In the beginning, Adam and Eve were “naked and unashamed.” They had a deep, genuine relationship with God and each other. But when they sinned, they immediately reached for a covering – the fig leaves – and with that symbolic action they put a wall – a pseudo, hypocritical layer – between them and God. He still loved them, but they could not feel it. Covering our sins and weaknesses only puts layers between us and those that we love. A pastor once told me that many husbands and wives don’t have intimacy because they have layers and layers of coverings between them. They may be physically naked before each other, but emotionally they have about 8 coats on.
So, what then are we supposed to cover ourselves with? Part of that answer is found in the Book of Esther. Esther was amongst hundreds of women who were brought to the King so that he could choose from them a new queen. The bible tells us that each woman was given her choice of jewelry and clothing to “enhance” her beauty so that she might have favor with the King. Esther, however, wisely followed the advice of the king’s eunuch and wore only what he told her to wear. The bible doesn’t tell us what she wore but whatever it was, it worked because the king “loved Esther more than any of the other girls” and he made her the queen.
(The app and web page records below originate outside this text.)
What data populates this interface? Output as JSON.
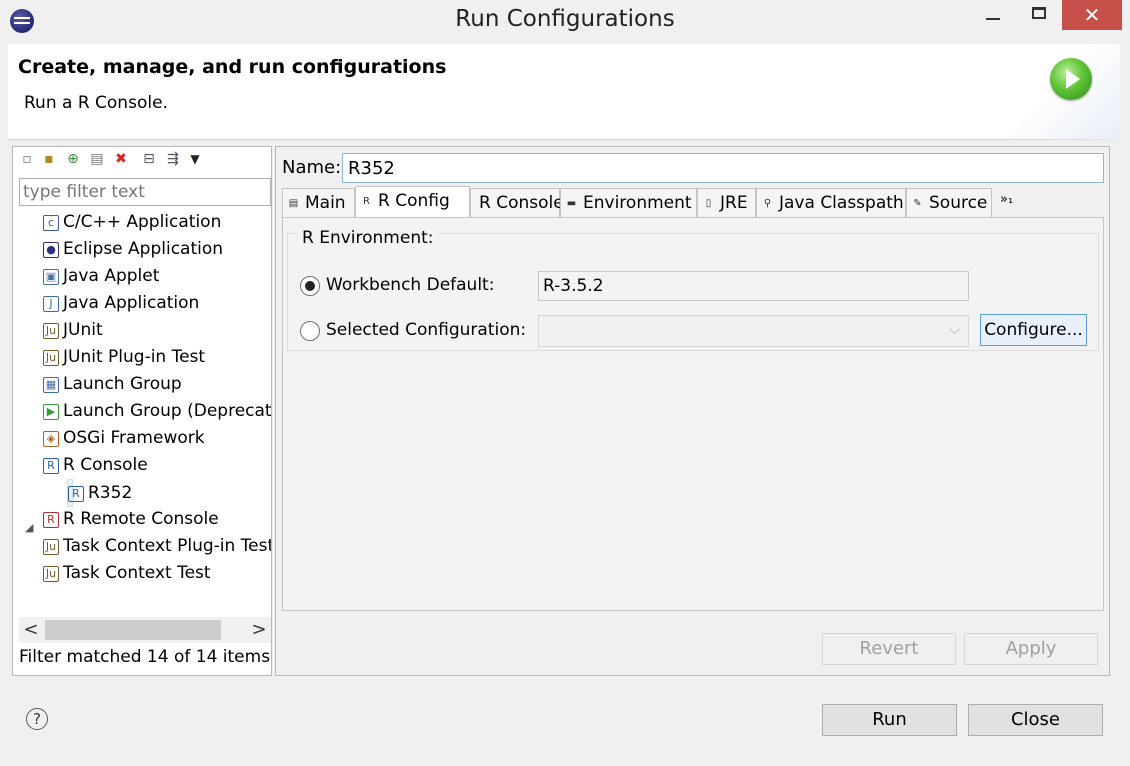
{
  "window": {
    "title": "Run Configurations",
    "close_glyph": "✕"
  },
  "banner": {
    "title": "Create, manage, and run configurations",
    "subtitle": "Run a R Console."
  },
  "left": {
    "toolbar_icons": [
      "new-config-icon",
      "new-prototype-icon",
      "export-icon",
      "duplicate-icon",
      "delete-icon",
      "collapse-all-icon",
      "filter-icon",
      "view-menu-icon"
    ],
    "filter_placeholder": "type filter text",
    "tree": [
      {
        "label": "C/C++ Application",
        "icon": "c-app-icon",
        "glyph": "c",
        "color": "#3b5aa0"
      },
      {
        "label": "Eclipse Application",
        "icon": "eclipse-icon",
        "glyph": "●",
        "color": "#2c2f7a"
      },
      {
        "label": "Java Applet",
        "icon": "applet-icon",
        "glyph": "▣",
        "color": "#4a6fa5"
      },
      {
        "label": "Java Application",
        "icon": "java-app-icon",
        "glyph": "J",
        "color": "#3b6ea5"
      },
      {
        "label": "JUnit",
        "icon": "junit-icon",
        "glyph": "Ju",
        "color": "#7a5a2c"
      },
      {
        "label": "JUnit Plug-in Test",
        "icon": "junit-plugin-icon",
        "glyph": "Ju",
        "color": "#7a5a2c"
      },
      {
        "label": "Launch Group",
        "icon": "launch-group-icon",
        "glyph": "▦",
        "color": "#3c6aa8"
      },
      {
        "label": "Launch Group (Deprecated)",
        "icon": "launch-group-deprecated-icon",
        "glyph": "▶",
        "color": "#3a9a3a"
      },
      {
        "label": "OSGi Framework",
        "icon": "osgi-icon",
        "glyph": "◈",
        "color": "#b06020"
      },
      {
        "label": "R Console",
        "icon": "r-console-icon",
        "glyph": "R",
        "color": "#2d5fa8"
      },
      {
        "label": "R352",
        "icon": "r-console-config-icon",
        "glyph": "R",
        "color": "#2d5fa8"
      },
      {
        "label": "R Remote Console",
        "icon": "r-remote-icon",
        "glyph": "R",
        "color": "#a83232"
      },
      {
        "label": "Task Context Plug-in Test",
        "icon": "task-plugin-icon",
        "glyph": "Ju",
        "color": "#7a5a2c"
      },
      {
        "label": "Task Context Test",
        "icon": "task-test-icon",
        "glyph": "Ju",
        "color": "#7a5a2c"
      }
    ],
    "scroll_left": "<",
    "scroll_right": ">",
    "filter_status": "Filter matched 14 of 14 items"
  },
  "right": {
    "name_label": "Name:",
    "name_value": "R352",
    "tabs": [
      {
        "label": "Main",
        "icon": "main-tab-icon",
        "glyph": "▤"
      },
      {
        "label": "R Config",
        "icon": "r-config-tab-icon",
        "glyph": "R",
        "active": true
      },
      {
        "label": "R Console",
        "icon": "r-console-tab-icon",
        "glyph": ""
      },
      {
        "label": "Environment",
        "icon": "environment-tab-icon",
        "glyph": "▬"
      },
      {
        "label": "JRE",
        "icon": "jre-tab-icon",
        "glyph": "▯"
      },
      {
        "label": "Java Classpath",
        "icon": "classpath-tab-icon",
        "glyph": "⚲"
      },
      {
        "label": "Source",
        "icon": "source-tab-icon",
        "glyph": "✎"
      }
    ],
    "tabs_more": "»₁",
    "env_group_label": "R Environment:",
    "workbench_default_label": "Workbench Default:",
    "workbench_default_value": "R-3.5.2",
    "selected_config_label": "Selected Configuration:",
    "selected_config_value": "",
    "configure_label": "Configure...",
    "revert_label": "Revert",
    "apply_label": "Apply"
  },
  "footer": {
    "help_glyph": "?",
    "run_label": "Run",
    "close_label": "Close"
  }
}
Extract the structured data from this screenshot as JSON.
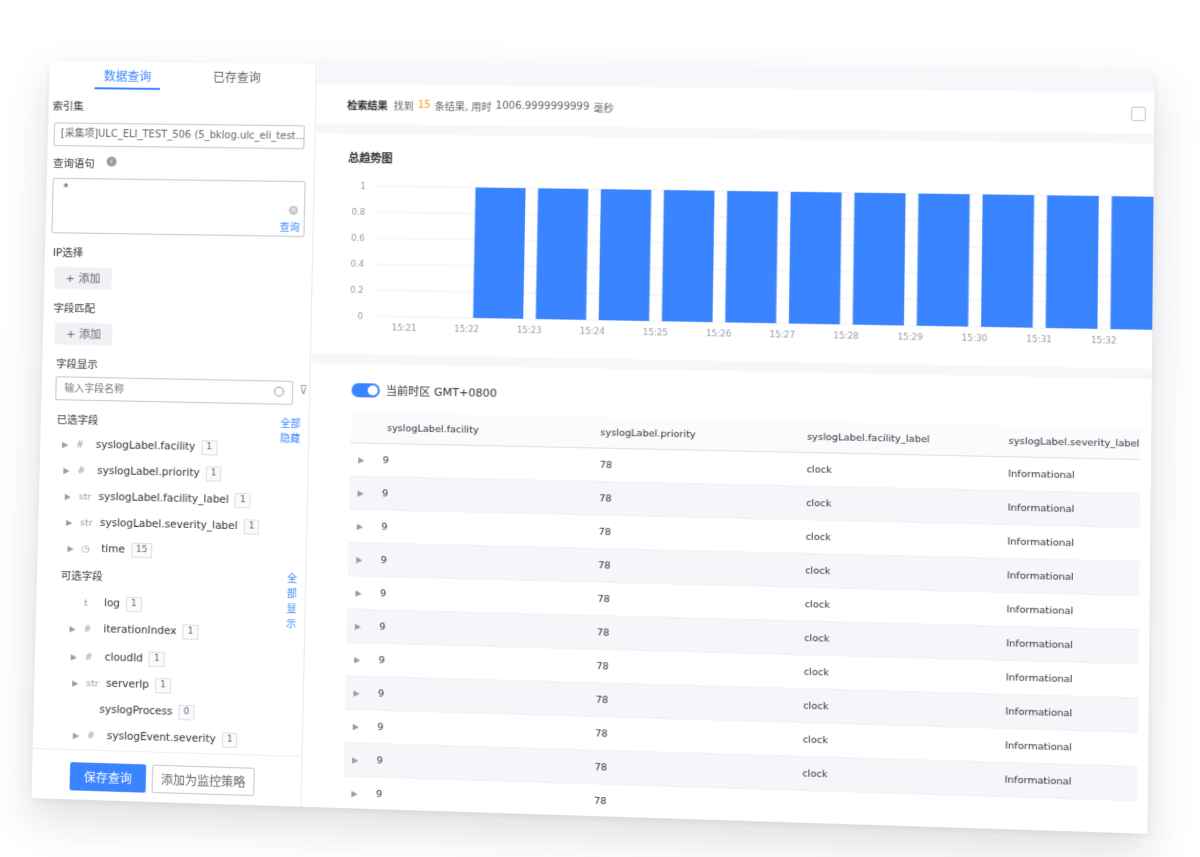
{
  "tabs": [
    "数据查询",
    "已存查询"
  ],
  "index_set": {
    "label": "索引集",
    "value": "[采集项]ULC_ELI_TEST_506 (5_bklog.ulc_eli_test..."
  },
  "query": {
    "label": "查询语句",
    "value": "*",
    "run_link": "查询"
  },
  "ip_select": {
    "label": "IP选择",
    "add": "添加"
  },
  "field_match": {
    "label": "字段匹配",
    "add": "添加"
  },
  "field_display": {
    "label": "字段显示",
    "placeholder": "输入字段名称"
  },
  "selected_fields": {
    "label": "已选字段",
    "action": "全部隐藏",
    "items": [
      {
        "type": "#",
        "name": "syslogLabel.facility",
        "count": "1"
      },
      {
        "type": "#",
        "name": "syslogLabel.priority",
        "count": "1"
      },
      {
        "type": "str",
        "name": "syslogLabel.facility_label",
        "count": "1"
      },
      {
        "type": "str",
        "name": "syslogLabel.severity_label",
        "count": "1"
      },
      {
        "type": "clock",
        "name": "time",
        "count": "15"
      }
    ]
  },
  "optional_fields": {
    "label": "可选字段",
    "action": "全部显示",
    "items": [
      {
        "type": "t",
        "name": "log",
        "count": "1"
      },
      {
        "type": "#",
        "name": "iterationIndex",
        "count": "1"
      },
      {
        "type": "#",
        "name": "cloudId",
        "count": "1"
      },
      {
        "type": "str",
        "name": "serverIp",
        "count": "1"
      },
      {
        "type": "",
        "name": "syslogProcess",
        "count": "0"
      },
      {
        "type": "#",
        "name": "syslogEvent.severity",
        "count": "1"
      }
    ]
  },
  "footer": {
    "save": "保存查询",
    "monitor": "添加为监控策略"
  },
  "result": {
    "title": "检索结果",
    "prefix": "找到",
    "count": "15",
    "suffix": "条结果, 用时",
    "time": "1006.9999999999",
    "unit": "毫秒"
  },
  "chart_data": {
    "type": "bar",
    "title": "总趋势图",
    "categories": [
      "15:21",
      "15:22",
      "15:23",
      "15:24",
      "15:25",
      "15:26",
      "15:27",
      "15:28",
      "15:29",
      "15:30",
      "15:31",
      "15:32"
    ],
    "values": [
      0,
      1,
      1,
      1,
      1,
      1,
      1,
      1,
      1,
      1,
      1,
      1
    ],
    "ylim": [
      0,
      1
    ],
    "yticks": [
      "0",
      "0.2",
      "0.4",
      "0.6",
      "0.8",
      "1"
    ],
    "color": "#3a84ff"
  },
  "timezone": {
    "label": "当前时区 GMT+0800"
  },
  "table": {
    "columns": [
      "syslogLabel.facility",
      "syslogLabel.priority",
      "syslogLabel.facility_label",
      "syslogLabel.severity_label"
    ],
    "rows": [
      [
        "9",
        "78",
        "clock",
        "Informational"
      ],
      [
        "9",
        "78",
        "clock",
        "Informational"
      ],
      [
        "9",
        "78",
        "clock",
        "Informational"
      ],
      [
        "9",
        "78",
        "clock",
        "Informational"
      ],
      [
        "9",
        "78",
        "clock",
        "Informational"
      ],
      [
        "9",
        "78",
        "clock",
        "Informational"
      ],
      [
        "9",
        "78",
        "clock",
        "Informational"
      ],
      [
        "9",
        "78",
        "clock",
        "Informational"
      ],
      [
        "9",
        "78",
        "clock",
        "Informational"
      ],
      [
        "9",
        "78",
        "clock",
        "Informational"
      ],
      [
        "9",
        "78",
        "",
        ""
      ]
    ]
  }
}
I have a sneaking suspicion that while the other girls were putting on layers of pseudo clothing, trying to outdo all the others, Esther took a different approach. 1 Peter 3:3 gives us a hint as to what this other approach is; “Don’t be concerned about the outward beauty of fancy hairstyles, expensive jewelry, or beautiful clothes. You should clothe yourselves instead with the beauty that comes from within, the unfading beauty of a gentle and quiet spirit, which is so precious to God.” Ahhh, “unfading beauty”… how refreshing!
The real you is an unfading beauty that will be truly loved for who you are – not who you project yourself to be. The real you will attract a love that you can feel – a love that is committed, loyal and healing. Yes, removing all our hypocritical layers is risky because it requires true vulnerability on our part and that is to put ourselves at risk to be hurt. But the alternative is a life without true love – a life where only your pseudo-personality is loved – not the real you. It’s time to be who you were made to be, not who you wish you were. There is only one you and there is a special love that has been assigned to you. Whether this love ever finds you is up to you; if you are covered by layers of hypocrisy it may pass right over you. But if you reveal your true self, true love will find you.